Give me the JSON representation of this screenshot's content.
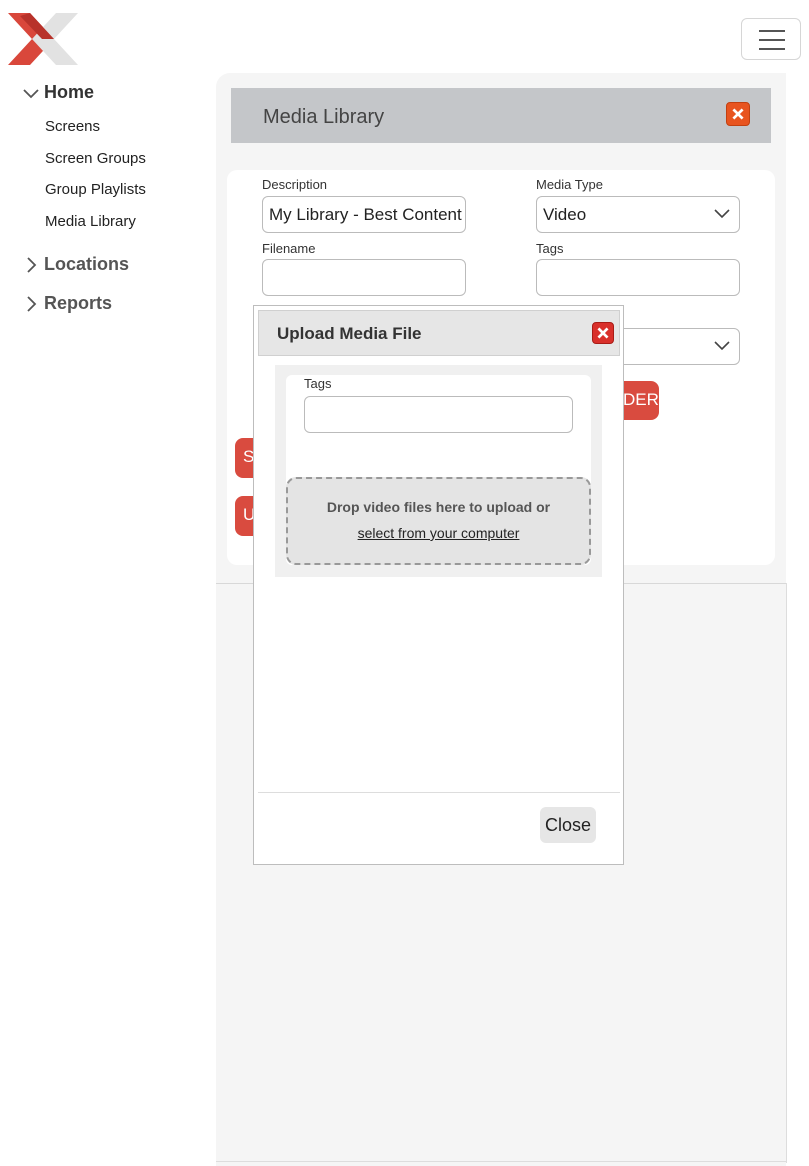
{
  "nav": {
    "home": "Home",
    "items": [
      "Screens",
      "Screen Groups",
      "Group Playlists",
      "Media Library"
    ],
    "locations": "Locations",
    "reports": "Reports"
  },
  "icons": {
    "logo": "x-logo-icon",
    "menu": "hamburger-menu-icon",
    "close": "close-icon",
    "chevron_down": "chevron-down-icon",
    "chevron_right": "chevron-right-icon"
  },
  "colors": {
    "accent_red": "#d94b3f",
    "close_orange": "#e8541f",
    "header_gray": "#c4c6c9"
  },
  "panel": {
    "title": "Media Library"
  },
  "form": {
    "description_label": "Description",
    "description_value": "My Library - Best Content",
    "media_type_label": "Media Type",
    "media_type_value": "Video",
    "filename_label": "Filename",
    "filename_value": "",
    "tags_label": "Tags",
    "tags_value": "",
    "partial_button_1": "DER",
    "partial_button_2": "S",
    "partial_button_3": "U"
  },
  "modal": {
    "title": "Upload Media File",
    "tags_label": "Tags",
    "tags_value": "",
    "drop_text": "Drop video files here to upload or",
    "select_link": "select from your computer",
    "close_label": "Close"
  }
}
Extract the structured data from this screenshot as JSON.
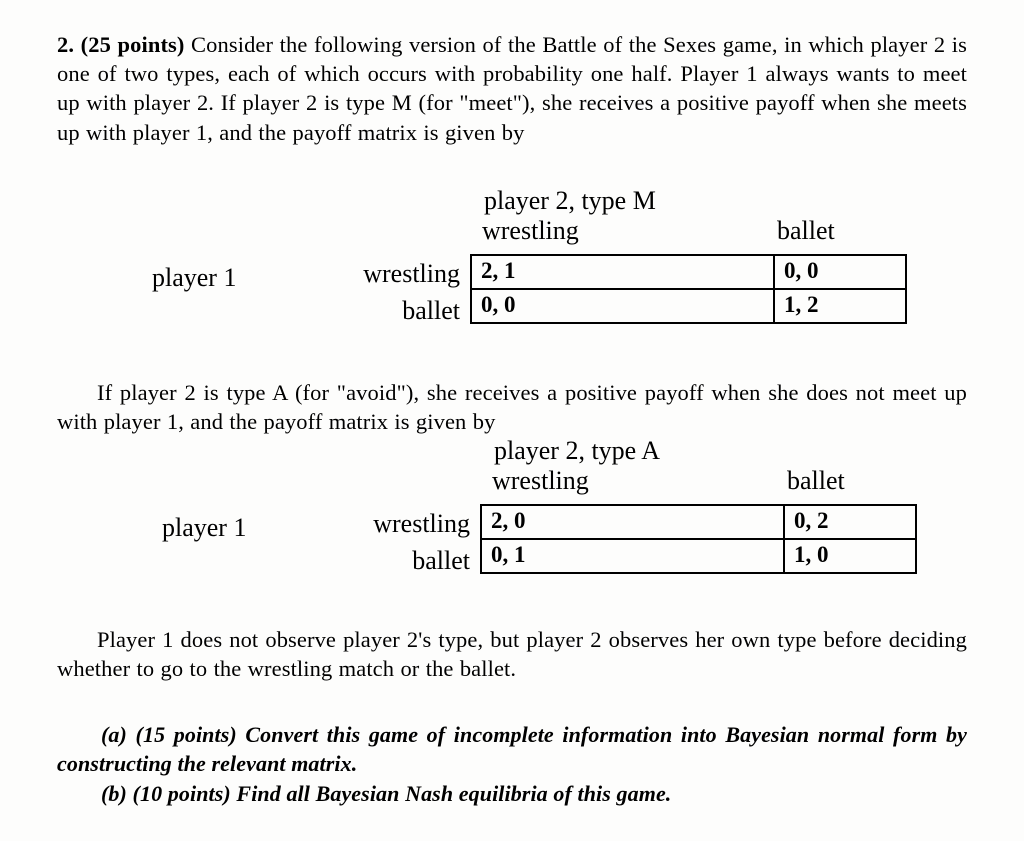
{
  "document": {
    "type": "problem-set-question",
    "question_number": "2.",
    "points": "(25 points)"
  },
  "intro": {
    "lead": "2.  (25 points)",
    "text": " Consider the following version of the Battle of the Sexes game, in which player 2 is one of two types, each of which occurs with probability one half.  Player 1 always wants to meet up with player 2.  If player 2 is type M (for \"meet\"), she receives a positive payoff when she meets up with player 1, and the payoff matrix is given by"
  },
  "matrix_M": {
    "column_group_title": "player 2, type M",
    "player_label": "player 1",
    "col_headers": [
      "wrestling",
      "ballet"
    ],
    "row_headers": [
      "wrestling",
      "ballet"
    ],
    "cells": [
      [
        "2, 1",
        "0, 0"
      ],
      [
        "0, 0",
        "1, 2"
      ]
    ]
  },
  "typeA_para": {
    "text": "If player 2 is type A (for \"avoid\"), she receives a positive payoff when she does not meet up with player 1, and the payoff matrix is given by"
  },
  "matrix_A": {
    "column_group_title": "player 2, type A",
    "player_label": "player 1",
    "col_headers": [
      "wrestling",
      "ballet"
    ],
    "row_headers": [
      "wrestling",
      "ballet"
    ],
    "cells": [
      [
        "2, 0",
        "0, 2"
      ],
      [
        "0, 1",
        "1, 0"
      ]
    ]
  },
  "observe_para": {
    "text": "Player 1 does not observe player 2's type, but player 2 observes her own type before deciding whether to go to the wrestling match or the ballet."
  },
  "parts": {
    "a": "(a) (15 points) Convert this game of incomplete information into Bayesian normal form by constructing the relevant matrix.",
    "b": "(b) (10 points) Find all Bayesian Nash equilibria of this game."
  },
  "chart_data": {
    "type": "table",
    "title": "Battle of the Sexes with incomplete information",
    "tables": [
      {
        "name": "player 2, type M",
        "row_player": "player 1",
        "columns": [
          "wrestling",
          "ballet"
        ],
        "rows": [
          "wrestling",
          "ballet"
        ],
        "payoffs": [
          [
            [
              2,
              1
            ],
            [
              0,
              0
            ]
          ],
          [
            [
              0,
              0
            ],
            [
              1,
              2
            ]
          ]
        ]
      },
      {
        "name": "player 2, type A",
        "row_player": "player 1",
        "columns": [
          "wrestling",
          "ballet"
        ],
        "rows": [
          "wrestling",
          "ballet"
        ],
        "payoffs": [
          [
            [
              2,
              0
            ],
            [
              0,
              2
            ]
          ],
          [
            [
              0,
              1
            ],
            [
              1,
              0
            ]
          ]
        ]
      }
    ]
  }
}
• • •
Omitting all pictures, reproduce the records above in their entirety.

Give me the JSON representation of this screenshot's content.
{
  "nav": {
    "home": "Home",
    "items": [
      "Screens",
      "Screen Groups",
      "Group Playlists",
      "Media Library"
    ],
    "locations": "Locations",
    "reports": "Reports"
  },
  "icons": {
    "logo": "x-logo-icon",
    "menu": "hamburger-menu-icon",
    "close": "close-icon",
    "chevron_down": "chevron-down-icon",
    "chevron_right": "chevron-right-icon"
  },
  "colors": {
    "accent_red": "#d94b3f",
    "close_orange": "#e8541f",
    "header_gray": "#c4c6c9"
  },
  "panel": {
    "title": "Media Library"
  },
  "form": {
    "description_label": "Description",
    "description_value": "My Library - Best Content",
    "media_type_label": "Media Type",
    "media_type_value": "Video",
    "filename_label": "Filename",
    "filename_value": "",
    "tags_label": "Tags",
    "tags_value": "",
    "partial_button_1": "DER",
    "partial_button_2": "S",
    "partial_button_3": "U"
  },
  "modal": {
    "title": "Upload Media File",
    "tags_label": "Tags",
    "tags_value": "",
    "drop_text": "Drop video files here to upload or",
    "select_link": "select from your computer",
    "close_label": "Close"
  }
}
Extract the structured data from this screenshot as JSON.
{
  "document": {
    "type": "problem-set-question",
    "question_number": "2.",
    "points": "(25 points)"
  },
  "intro": {
    "lead": "2.  (25 points)",
    "text": " Consider the following version of the Battle of the Sexes game, in which player 2 is one of two types, each of which occurs with probability one half.  Player 1 always wants to meet up with player 2.  If player 2 is type M (for \"meet\"), she receives a positive payoff when she meets up with player 1, and the payoff matrix is given by"
  },
  "matrix_M": {
    "column_group_title": "player 2, type M",
    "player_label": "player 1",
    "col_headers": [
      "wrestling",
      "ballet"
    ],
    "row_headers": [
      "wrestling",
      "ballet"
    ],
    "cells": [
      [
        "2, 1",
        "0, 0"
      ],
      [
        "0, 0",
        "1, 2"
      ]
    ]
  },
  "typeA_para": {
    "text": "If player 2 is type A (for \"avoid\"), she receives a positive payoff when she does not meet up with player 1, and the payoff matrix is given by"
  },
  "matrix_A": {
    "column_group_title": "player 2, type A",
    "player_label": "player 1",
    "col_headers": [
      "wrestling",
      "ballet"
    ],
    "row_headers": [
      "wrestling",
      "ballet"
    ],
    "cells": [
      [
        "2, 0",
        "0, 2"
      ],
      [
        "0, 1",
        "1, 0"
      ]
    ]
  },
  "observe_para": {
    "text": "Player 1 does not observe player 2's type, but player 2 observes her own type before deciding whether to go to the wrestling match or the ballet."
  },
  "parts": {
    "a": "(a) (15 points) Convert this game of incomplete information into Bayesian normal form by constructing the relevant matrix.",
    "b": "(b) (10 points) Find all Bayesian Nash equilibria of this game."
  },
  "chart_data": {
    "type": "table",
    "title": "Battle of the Sexes with incomplete information",
    "tables": [
      {
        "name": "player 2, type M",
        "row_player": "player 1",
        "columns": [
          "wrestling",
          "ballet"
        ],
        "rows": [
          "wrestling",
          "ballet"
        ],
        "payoffs": [
          [
            [
              2,
              1
            ],
            [
              0,
              0
            ]
          ],
          [
            [
              0,
              0
            ],
            [
              1,
              2
            ]
          ]
        ]
      },
      {
        "name": "player 2, type A",
        "row_player": "player 1",
        "columns": [
          "wrestling",
          "ballet"
        ],
        "rows": [
          "wrestling",
          "ballet"
        ],
        "payoffs": [
          [
            [
              2,
              0
            ],
            [
              0,
              2
            ]
          ],
          [
            [
              0,
              1
            ],
            [
              1,
              0
            ]
          ]
        ]
      }
    ]
  }
}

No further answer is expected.